Cue one of the most hilarious phone calls I've ever had in my life.
SCENE: [[hospital phone in Gabs, approx. 3 AM State-side]]
Mom: [groggy] ...herro...
Me: Hey mom! Listen, I'm about to tell you something and I need you not to panic. I'm fine, OK? Hear me out. Don't panic.
Mom: [nuclear explosion voice] WHAT IS HAPPENING ARE YOU DYING WHAT'S WRONG WHERE ARE YOU DO I NEED TO COME AND GET YOU WHAT'S HAPPENING
Me: Well, I'm in the capital and my boss and some doctors here think I need an appendectomy.
Me: And, because of the health care system here, well, I kind of need you to wire me, like $5,000 or so, right this very minute.
Mom: Oh my god. OH MY GOD. I can't believe this. Can you get on a plane? Come home! Come home right now!
[putting my boss on the phone]
Boss: Yeah, hey Mother Mullen, we discussed that with the doctor and he's not comfortable putting her on a plane. The shortest flight is still 17 hours to Atlanta, and he's concerned that it might burst before she'd get back, and, well, that wouldn't be good.
[I'm back on the phone]

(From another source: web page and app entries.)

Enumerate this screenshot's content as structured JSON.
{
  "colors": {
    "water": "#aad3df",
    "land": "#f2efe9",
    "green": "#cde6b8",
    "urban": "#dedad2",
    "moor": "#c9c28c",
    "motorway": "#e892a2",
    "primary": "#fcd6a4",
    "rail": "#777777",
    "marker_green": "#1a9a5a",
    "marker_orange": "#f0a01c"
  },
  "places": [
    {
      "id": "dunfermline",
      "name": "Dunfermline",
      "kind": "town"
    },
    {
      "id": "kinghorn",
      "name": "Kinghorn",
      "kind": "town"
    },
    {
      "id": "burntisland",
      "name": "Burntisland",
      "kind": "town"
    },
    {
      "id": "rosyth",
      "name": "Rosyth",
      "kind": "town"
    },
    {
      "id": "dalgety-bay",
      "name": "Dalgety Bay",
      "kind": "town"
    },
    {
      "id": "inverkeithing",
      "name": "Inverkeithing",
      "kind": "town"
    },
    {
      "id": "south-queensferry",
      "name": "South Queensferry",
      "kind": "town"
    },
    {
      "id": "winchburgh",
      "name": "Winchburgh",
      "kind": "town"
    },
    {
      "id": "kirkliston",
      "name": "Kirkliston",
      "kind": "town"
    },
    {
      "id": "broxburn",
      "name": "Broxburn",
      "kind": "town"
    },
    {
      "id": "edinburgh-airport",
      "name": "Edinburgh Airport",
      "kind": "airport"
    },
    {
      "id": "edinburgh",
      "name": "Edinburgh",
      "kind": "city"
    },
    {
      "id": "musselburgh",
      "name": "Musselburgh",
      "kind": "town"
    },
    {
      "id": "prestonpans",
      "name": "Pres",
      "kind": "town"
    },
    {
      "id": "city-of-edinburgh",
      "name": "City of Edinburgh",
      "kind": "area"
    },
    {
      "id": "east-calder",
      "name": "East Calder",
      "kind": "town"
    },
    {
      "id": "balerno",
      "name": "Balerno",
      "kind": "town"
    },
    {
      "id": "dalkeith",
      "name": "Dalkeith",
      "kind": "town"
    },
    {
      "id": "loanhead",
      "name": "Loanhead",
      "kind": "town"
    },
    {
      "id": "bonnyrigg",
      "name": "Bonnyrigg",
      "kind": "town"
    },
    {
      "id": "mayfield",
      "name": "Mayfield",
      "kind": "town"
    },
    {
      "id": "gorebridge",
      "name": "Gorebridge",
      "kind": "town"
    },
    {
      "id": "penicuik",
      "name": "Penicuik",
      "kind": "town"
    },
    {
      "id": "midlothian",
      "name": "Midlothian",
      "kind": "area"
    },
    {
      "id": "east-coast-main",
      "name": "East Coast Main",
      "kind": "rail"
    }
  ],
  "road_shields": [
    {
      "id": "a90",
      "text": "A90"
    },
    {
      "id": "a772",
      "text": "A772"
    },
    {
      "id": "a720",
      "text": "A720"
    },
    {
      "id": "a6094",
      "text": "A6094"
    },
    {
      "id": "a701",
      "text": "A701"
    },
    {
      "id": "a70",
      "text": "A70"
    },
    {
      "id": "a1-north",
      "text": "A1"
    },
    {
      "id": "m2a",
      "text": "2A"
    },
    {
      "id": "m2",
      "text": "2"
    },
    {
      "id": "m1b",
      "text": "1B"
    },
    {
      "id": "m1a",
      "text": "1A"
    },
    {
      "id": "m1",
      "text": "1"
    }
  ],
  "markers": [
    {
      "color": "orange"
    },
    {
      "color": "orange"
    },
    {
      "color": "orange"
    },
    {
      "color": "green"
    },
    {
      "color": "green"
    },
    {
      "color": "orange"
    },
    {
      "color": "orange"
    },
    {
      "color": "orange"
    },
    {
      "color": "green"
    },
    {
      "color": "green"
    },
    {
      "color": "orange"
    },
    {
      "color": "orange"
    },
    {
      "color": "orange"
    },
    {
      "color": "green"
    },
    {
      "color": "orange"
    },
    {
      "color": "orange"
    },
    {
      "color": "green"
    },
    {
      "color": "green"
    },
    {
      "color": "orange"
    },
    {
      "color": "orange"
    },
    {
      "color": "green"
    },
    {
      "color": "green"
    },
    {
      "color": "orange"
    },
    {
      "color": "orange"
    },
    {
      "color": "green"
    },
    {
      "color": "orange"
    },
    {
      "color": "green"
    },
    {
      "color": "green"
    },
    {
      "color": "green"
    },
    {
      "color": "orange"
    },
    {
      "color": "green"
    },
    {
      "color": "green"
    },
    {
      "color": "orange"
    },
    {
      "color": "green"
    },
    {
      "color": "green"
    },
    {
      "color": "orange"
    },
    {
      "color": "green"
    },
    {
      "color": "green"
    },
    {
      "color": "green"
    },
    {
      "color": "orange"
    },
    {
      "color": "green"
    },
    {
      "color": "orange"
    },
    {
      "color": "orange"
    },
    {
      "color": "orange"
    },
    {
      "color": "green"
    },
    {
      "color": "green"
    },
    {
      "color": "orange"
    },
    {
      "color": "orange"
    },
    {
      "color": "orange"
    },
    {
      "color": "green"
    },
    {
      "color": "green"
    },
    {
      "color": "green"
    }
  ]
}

Me: I'll be fine, mom! The doctor here is super nice. This is a great adventure! Haha!
Mom: ... I'm speechless. [Sounds of her getting up, putting on shoes] I'm going to Western Union right now.
(Side note: remember when I said that I have been incredibly privileged throughout my life? Here's a great example of it: if my mom hadn't been able to wire me that money, if she hadn't had access to it, I could very well be dead right now. I am literally ALIVE because of my privilege and advantages.)
So my mom went to Western Union, she wired my boss the money, and we went home to the project vet's house for the night. It was totally surreal, and while I had a slight fever in the morning and a tiny bit more pain, I wasn't convinced that this whole thing wasn't a figment of my imagination.
You can guess what happens next. I went back to the hospital in the morning, I had surgery (though the laparoscopy machine was broken, so they had to cut me open the old fashioned way), and the surgeon discovered my appendix was swollen to three times its normal size. A couple more hours and it would have burst. I have no idea why I wasn't in worse pain. Considering my state, the doctors were amazed I could walk around and talk.
When I woke up, there were six missionaries around my bed praying, and I was groggy enough that I was convinced I had died and this was the Heaven Welcome Wagon. It took me a few solid minutes for me to ask what was going on, and for them to explain I was actually alive.
I was in the hospital for a couple days, and when they finally released me, I had to go settle up my tab. Everything used for my care, from IV lines to temperature probe covers, to saline and pain killers and the surgeon's billable hours, were on that print out. It was easily six pages long, and the grand total was something like $3,300, which, compared to American surgery, is really a bargain.
I healed up just fine, went back out to the bush, and chased around some more cheetah. The best parts of that fiasco were telling people I had been mauled by a leopard, and that was why I had a mottled purple hole in my side, and taking out my stitches by myself, because I didn't want to go back to the clinic.
"Lived experience." Not sure how this particular story applies to those people who ask, "Do you have any lived experience with that?" Although... maybe in some ways, it's hyper-applicable. Do I have any experience managing high-stress situations where I'm under deadline? Well, yes, I guess in some ways I really, REALLY do. Am I able to prioritize tasks and stay organized? Um. Yes. Especially when things are very time-sensitive. Like life-or-death time sensitive. Can I keep a cool head in tense moments? Yeah, pretty sure I can.
"Lived experiences," ladies and gentlemen.